For the past several months, the City Manager and Comptroller and City staff have been putting together a tentative City budget for 2018. The sum of that work is a weighty 376-page document that has been presented to the City Council, which is now doing its due diligence. Department heads have made their own budget presentations at public workshops this month.
Residents can tune to RyeTV for a preliminary understanding of what’s been proposed or read the budget in full on the City website. The Council encourages the community to attend the December 6 meeting at which there will be a public hearing on the 2018 budget and consideration of adopting a local law overriding the state-mandated tax cap. The Council will vote to adopt a final budget December 20, its last regular meeting of the year.
The proposed $39.4 million budget requires a 6.23 percent tax increase and an override vote to fund the estimated $2,615,389 increase in expenditures over 2017. Rye’s tax cap for 2018 is 1.84%.
The biggest contributors to that increase are:
• $504,227 in employee health insurance;
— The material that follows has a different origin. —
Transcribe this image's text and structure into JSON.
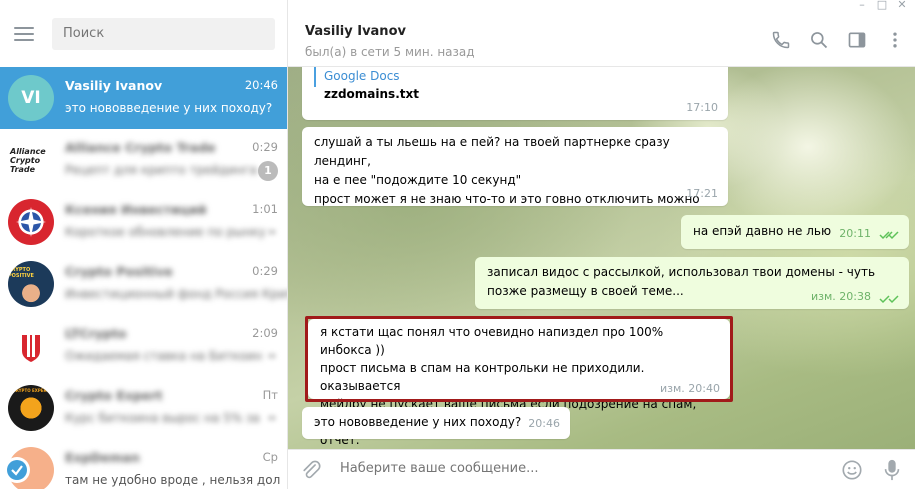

• $259,000 in Fire Department salaries (including three additional firemen);
• $214,899 in Administrative salaries;
• $114,150 in retiree salaries;
• $70,377 in Clerical Department salaries; and
• $55,088 in Police Department salaries.
There are a lot of unknowns in every budget year, but with four expired union contracts there are even more. City Manager Marcus Serrano cited that as one of the reasons for a tax increase. He stated another financial concern in the proposed budget: Owing to an increase in tax certioraris and subsequent property tax reductions, “the 2018 taxable value has decreased for the first time in many years.”
At the November 8 City Council meeting, Serrano said, “We cut $163,000 from the proposed budget total from various department heads, but it’s a difficult time to keep taxes down. We are not able to meet the tax cap. I wish I had better news for the Council and the public.” He added, “We’ve been operating on a very lean budget for a very long time. Only two times has the increase been over 5%, and both of those times have been in the last two years. With interest rates on the rise, it may be time to look at debt [a bond] for capital projects.”
Mayor Joe Sack asked Serrano and Comptroller Joe Fazzino to show the Council what a tax-compliant budget would look like. “The Council may want to stay within the tax cap. At a minimum, for illustrative purposes, it will help the public understand.”
Councilman Terry McCartney went a step further, “Don’t just find us the $744,000 [the amount the proposed budget is over the cap by]; find us a million dollars.”
The Comptroller offered, “We generally do better than we budget for our General Fund.” He pointed to an additional $560,000 in building permit revenues and $75,000 in parking fine revenues.
At the November 13 Budget workshop, City Engineer Ryan Coyne provided details of DPW operations and what funding the department needs to keep service levels where they are. At the top of his list are six new sanitation trucks to replace ones that have outlived their efficiency.
City Planner Christian Miller then gave a presentation on the basic 2018 Capital projects: $1 million for street resurfacing, $80,000 for Pedestrian improvements; $100,000 for Sewers and Drainage; and $100,000 for Traffic Signals and Safety improvements. “You could almost call these operating expenses,” he quipped.
On to the revised costs of planned projects, Miller said that an additional $400,000 is needed for the Locust Avenue Sewer Siphon — “the connection serves the entire Central Business District.” To move forward with the Forest Avenue Pedestrian Improvement Study, for which the City did not receive a grant, will cost $150,000. At that point Councilman Richard Mecca interjected: “Six years ago, we were going to move the snowfield across from the high school and build a new road to the Nature Center so we can disband that unsafe bridge over the brook.” He was emphasizing the need to stick with priorities.
The Purchase/Fremd/Purdy intersection is described as “urgent priority” in the Capital Improvement Program presented earlier this year. That will cost $100,000 in design fees, noted Miller. “The estimated total cost is $600,000. We’ve been talking about it for ten years.”
Another $100,000 is needed to fund the Central Business District Car Park Improvement and Deck Feasibility Study. Miller noted that a number of years ago, the cost of decking Car Park 5 (adjacent to CVS) was close to $2 million.
“We don’t want to do short-term improvements,” stressed Miller.
Budget discussions will continue at the November 29 City Council meeting.